I never get flu shots — not because I'm lazy or have a blatant disregard for my health and the health of those around me, more because I just...don't. Preventative, blah blah. But maybe I'll reconsider: Tamiflu, the flu treatment included in a list of "essential medicines" by the World Health Organization and stocked by governments in case of global flu outbreak, is under fire from the British Medical Journal (BMJ) because there's "no evidence the drug can actually stop the flu." Dang.
Tamiflu is not the same as the flu shot; the flu shot is a vaccine whereas Tamiflu is taken when you actually come down with the flu. According to ABC News, the BMG is "asking the drug maker Roche to release all its data on Tamiflu, claiming there is no evidence the drug can actually stop the flu."

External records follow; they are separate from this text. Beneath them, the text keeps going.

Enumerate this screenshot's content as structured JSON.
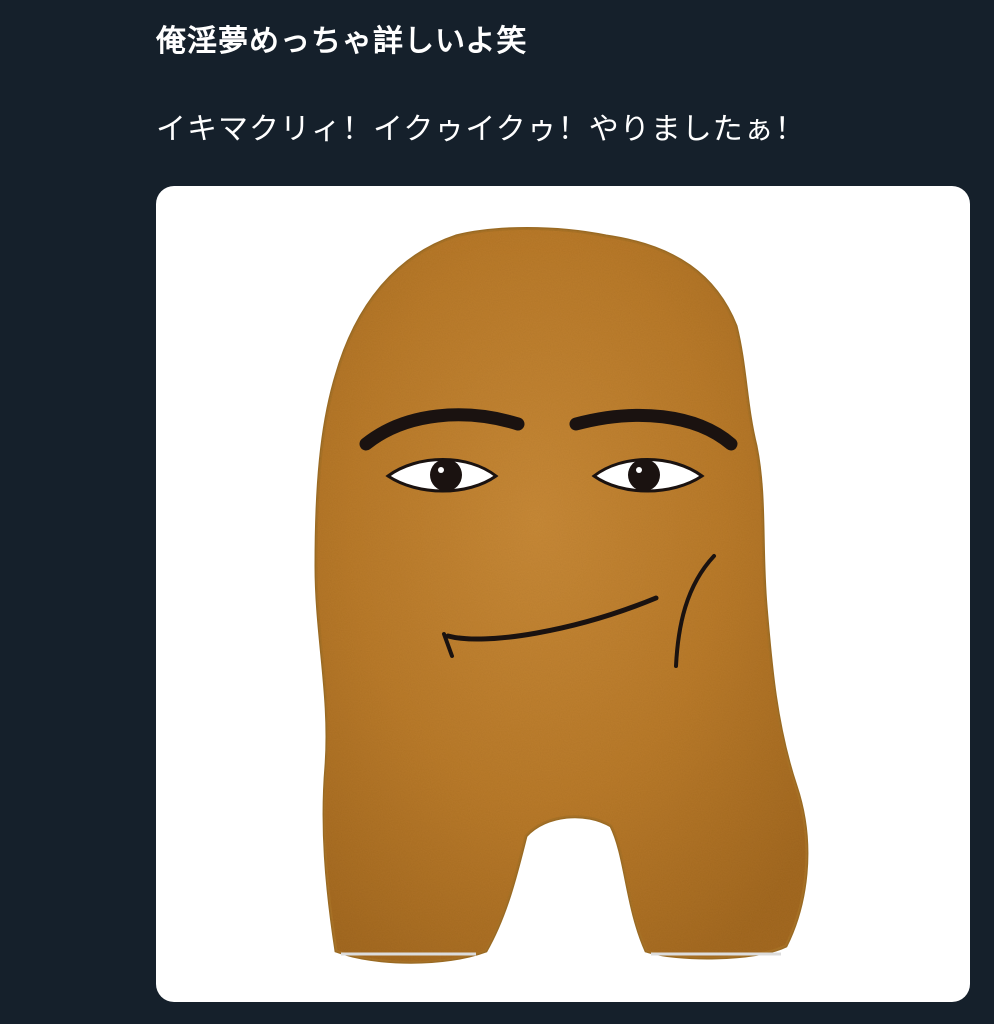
{
  "tweet": {
    "line1": "俺淫夢めっちゃ詳しいよ笑",
    "line2": "イキマクリィ！イクゥイクゥ！やりましたぁ！"
  },
  "media": {
    "image_icon": "nugget-face-image",
    "background_color": "#ffffff",
    "nugget_color": "#b97a2a",
    "nugget_dark": "#8a5516",
    "nugget_light": "#d89a47"
  },
  "theme": {
    "background": "#15202b",
    "text_color": "#ffffff"
  }
}
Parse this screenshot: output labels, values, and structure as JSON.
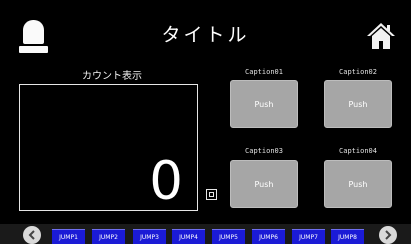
{
  "header": {
    "title": "タイトル",
    "left_icon": "signal-lamp-icon",
    "right_icon": "home-icon"
  },
  "count": {
    "label": "カウント表示",
    "value": "0"
  },
  "buttons": [
    {
      "caption": "Caption01",
      "label": "Push"
    },
    {
      "caption": "Caption02",
      "label": "Push"
    },
    {
      "caption": "Caption03",
      "label": "Push"
    },
    {
      "caption": "Caption04",
      "label": "Push"
    }
  ],
  "footer": {
    "prev_icon": "chevron-left-icon",
    "next_icon": "chevron-right-icon",
    "jumps": [
      "JUMP1",
      "JUMP2",
      "JUMP3",
      "JUMP4",
      "JUMP5",
      "JUMP6",
      "JUMP7",
      "JUMP8"
    ]
  },
  "colors": {
    "background": "#000000",
    "button": "#a6a6a6",
    "jump_button": "#1b1bd6"
  }
}
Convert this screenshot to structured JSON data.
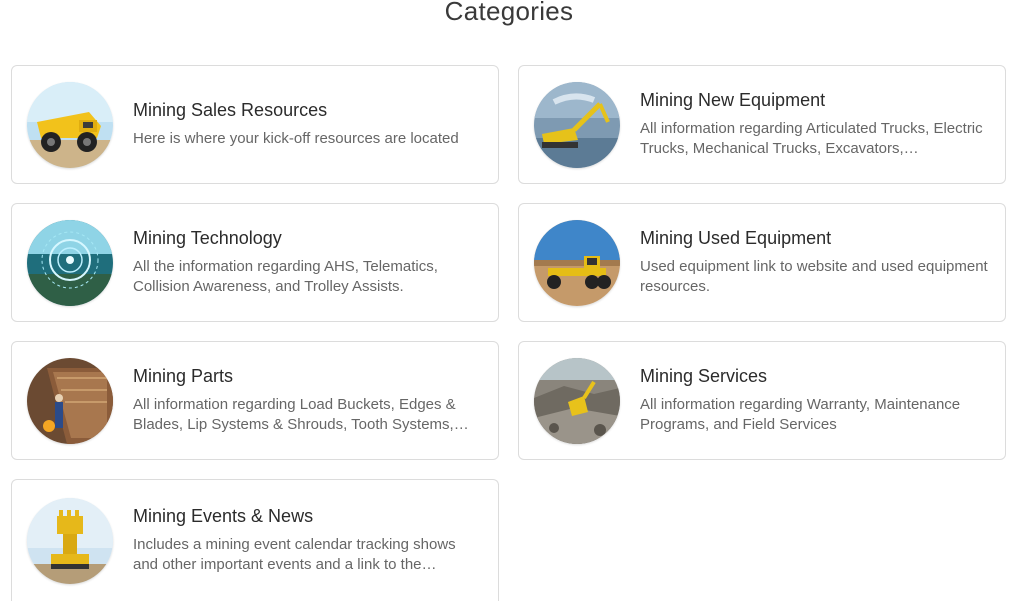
{
  "page": {
    "title": "Categories"
  },
  "categories": [
    {
      "title": "Mining Sales Resources",
      "description": "Here is where your kick-off resources are located",
      "image": "haul-truck-photo"
    },
    {
      "title": "Mining New Equipment",
      "description": "All information regarding Articulated Trucks, Electric Trucks, Mechanical Trucks, Excavators,…",
      "image": "excavator-photo"
    },
    {
      "title": "Mining Technology",
      "description": "All the information regarding AHS, Telematics, Collision Awareness, and Trolley Assists.",
      "image": "technology-globe-photo"
    },
    {
      "title": "Mining Used Equipment",
      "description": "Used equipment link to website and used equipment resources.",
      "image": "motor-grader-photo"
    },
    {
      "title": "Mining Parts",
      "description": "All information regarding Load Buckets, Edges & Blades, Lip Systems & Shrouds, Tooth Systems,…",
      "image": "bucket-parts-photo"
    },
    {
      "title": "Mining Services",
      "description": "All information regarding Warranty, Maintenance Programs, and Field Services",
      "image": "site-services-photo"
    },
    {
      "title": "Mining Events & News",
      "description": "Includes a mining event calendar tracking shows and other important events and a link to the…",
      "image": "shovel-loader-photo"
    }
  ]
}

The BMJ and researchers at the Nordic Cochrane Centre in Copenhagen requested the Tamiflu documents and data from Roche in 2009, but the company didn't comply. That did not go over well with the BMJ, as you can imagine. Tsk tsk, Roche.
For their part, Roche claims they released all the data they could, barring legal or confidentiality constraints. That's not enough for the BMJ.
"I suggest we boycott Roche's products until they publish missing Tamiflu data," wrote Peter Gotzsche, leader of the Nordic Cochrane Centre. He said governments should take legal action against Roche to get the money back that was "needlessly" spent on stockpiling Tamiflu.
According to ABC News, the CDC recommends Tamiflu as one of two medications for treating regular flu in the United States. However, since the Cochrane Centre scientists who were commissioned by Britain to evaluate flu drugs found no proof that Tamiflu reduced the number of influenza complications, that's kinda scary, right?
Because Tamiflu is known to have sometimes dangerous side effects, especially in kids, I'm interested to see what else comes of this story.